  • Remember accessories can be full of plastic too, so think about using natural cotton ribbons, fabric bows and string.
  • Consider buying reusable material wrapping and material wrapping bags that can be used again and again.

Day 6: The Christmas do

Christmas is a time to see friends and celebrate, and most people enjoy dressing up for the event. However, each year an estimated 336,000 tonnes of used clothing is thrown away by people living in the UK. 

This year, why not make some different decisions about your party outfit?

  • Choose the sustainable option and try to refashion clothes that you already own.
  • Add some well-chosen accessories to change your outfit.
  • Consider going for a vintage outfit – visit charity and vintage shops to find a stylish bargain.
  • Set up a swap and share session with friends and colleagues, where you can create a new outfit without spending a penny or generating any waste.

Day 7: Christmas crackers

Traditional Christmas crackers – laden with glitter and filled with throwaway plastic gifts – are not great for the environment. However, there are a few options to keep the tradition and reduce the waste:

  • Make your own Christmas crackers using FSC-certified, recyclable paper and paper ties.
  • When buying crackers, look for the FSC symbol and check the materials are recyclable and, if possible, made from recycled paper.
  • Look for material crackers that you can use year after year and personalise for your friends and family.

Day 8: Christmas food

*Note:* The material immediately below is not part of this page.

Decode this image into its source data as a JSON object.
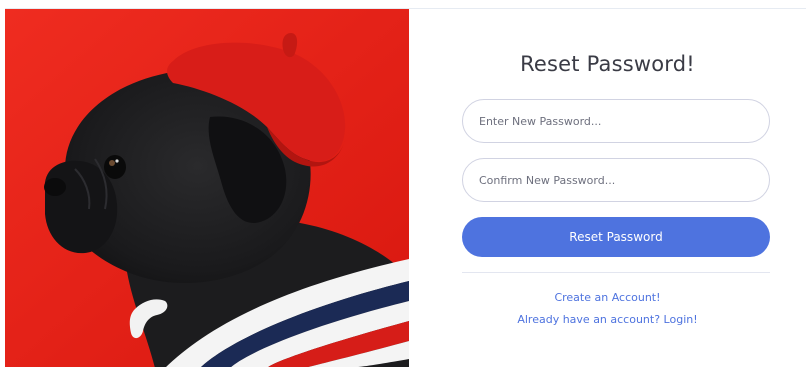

Christmas certainly seems like the time to enjoy treats and food with friends. However, this means increased packaging and rising food waste. 

Seven out of ten people readily admit to buying far more food than they need at Christmas time. In 2014, research by Unilever suggested that 4.2 million Christmas dinners were wasted in the UK. This would mean throwing away 263,000 turkeys, 7.5 million mince pies, 740,000 portions of Christmas pudding, 17.2 million Brussels sprouts, 11.9 million carrots and 11.3 million roast potatoes… This is the equivalent of a whole plateful of food per household going to waste on Christmas Day (along with at least another plateful in the days immediately after) – 54 million platefuls of food discarded over the period!

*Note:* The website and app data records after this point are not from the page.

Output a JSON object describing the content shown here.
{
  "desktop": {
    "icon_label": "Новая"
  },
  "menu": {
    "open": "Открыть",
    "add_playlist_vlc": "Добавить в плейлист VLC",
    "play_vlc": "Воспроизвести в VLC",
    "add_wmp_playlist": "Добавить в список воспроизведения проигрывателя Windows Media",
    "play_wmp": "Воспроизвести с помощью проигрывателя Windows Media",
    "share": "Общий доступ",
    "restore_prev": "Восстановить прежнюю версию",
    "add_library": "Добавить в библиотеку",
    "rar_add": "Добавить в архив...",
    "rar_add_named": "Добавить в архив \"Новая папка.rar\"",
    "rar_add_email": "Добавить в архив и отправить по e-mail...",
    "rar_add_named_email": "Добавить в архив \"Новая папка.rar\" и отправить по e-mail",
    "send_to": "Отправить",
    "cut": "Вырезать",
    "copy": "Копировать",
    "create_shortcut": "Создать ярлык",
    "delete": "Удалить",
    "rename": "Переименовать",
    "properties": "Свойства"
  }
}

What can we all do to prevent this?

  • Plan menus carefully and shop with a list to prevent overbuying and unnecessary waste.
  • If you are left with too much food, consider using websites like Olio to see if others can benefit from your extras.
  • Local homeless shelters and charities often accept food donations for their services over Christmas.

Day 9: Christmas drinks

Along with our enjoyment of food over the festive period comes an enjoyment of extra drinks. Whether these are alcoholic or non-alcoholic, they bring additional waste. 

Over the festive period, retailers sell as many as 500 million canned drinks more than usual. Recycling just one of these aluminium cans saves enough energy to run a set of Christmas tree lights for two hours or to power a vacuum cleaner for an hour. Similarly, 13,350 tonnes of glass is binned during December and January each year, despite the availability of bottle banks and widespread collection for recycling. Every tonne of glass that is recycled prevents the release of approximately 246 kg of CO2 into the atmosphere.

This Christmas, make sure you recycle as much drink packaging as possible:

  • Wash out bottles and keep caps on.
  • Push any straws into pouches.
  • To save space, squash cans and plastic bottles.
  • If you are short of recycling space, remember that most supermarkets have recycling bins. Drop off glass bottles when you go to do your shopping.

Day 10: Give the gift of time

The lead-up to Christmas is always very busy, which makes us more aware than ever of the importance of time. Why not consider offering the gift of time this Christmas?

  • A stocking filler that says you owe someone a bedtime story.
  • An IOU for cooking dinner for a friend or loved one.
  • Volunteering for a local organisation over the Christmas period and, if you enjoy it, beyond.
  • Having a cup of tea and a chat with a neighbour who seems lonely. Isolation increases for many over the Christmas period.

We hope this inspires you. Have a great Ten Days of Citizenship-mas!